Source material Block Start

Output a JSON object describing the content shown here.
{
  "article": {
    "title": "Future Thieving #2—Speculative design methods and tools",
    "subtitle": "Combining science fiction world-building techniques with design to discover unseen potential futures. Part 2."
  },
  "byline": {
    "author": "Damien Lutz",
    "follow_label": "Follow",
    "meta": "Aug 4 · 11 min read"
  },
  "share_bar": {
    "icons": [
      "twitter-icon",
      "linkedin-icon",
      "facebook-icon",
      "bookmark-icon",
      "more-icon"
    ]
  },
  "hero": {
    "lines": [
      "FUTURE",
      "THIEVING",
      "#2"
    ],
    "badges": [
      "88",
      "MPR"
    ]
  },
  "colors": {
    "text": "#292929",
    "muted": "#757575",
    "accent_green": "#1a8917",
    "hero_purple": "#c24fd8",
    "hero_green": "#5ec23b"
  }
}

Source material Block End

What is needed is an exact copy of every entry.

Output a JSON object describing the content shown here.
{
  "article": {
    "title": "Future Thieving #2—Speculative design methods and tools",
    "subtitle": "Combining science fiction world-building techniques with design to discover unseen potential futures. Part 2."
  },
  "byline": {
    "author": "Damien Lutz",
    "follow_label": "Follow",
    "meta": "Aug 4 · 11 min read"
  },
  "share_bar": {
    "icons": [
      "twitter-icon",
      "linkedin-icon",
      "facebook-icon",
      "bookmark-icon",
      "more-icon"
    ]
  },
  "hero": {
    "lines": [
      "FUTURE",
      "THIEVING",
      "#2"
    ],
    "badges": [
      "88",
      "MPR"
    ]
  },
  "colors": {
    "text": "#292929",
    "muted": "#757575",
    "accent_green": "#1a8917",
    "hero_purple": "#c24fd8",
    "hero_green": "#5ec23b"
  }
}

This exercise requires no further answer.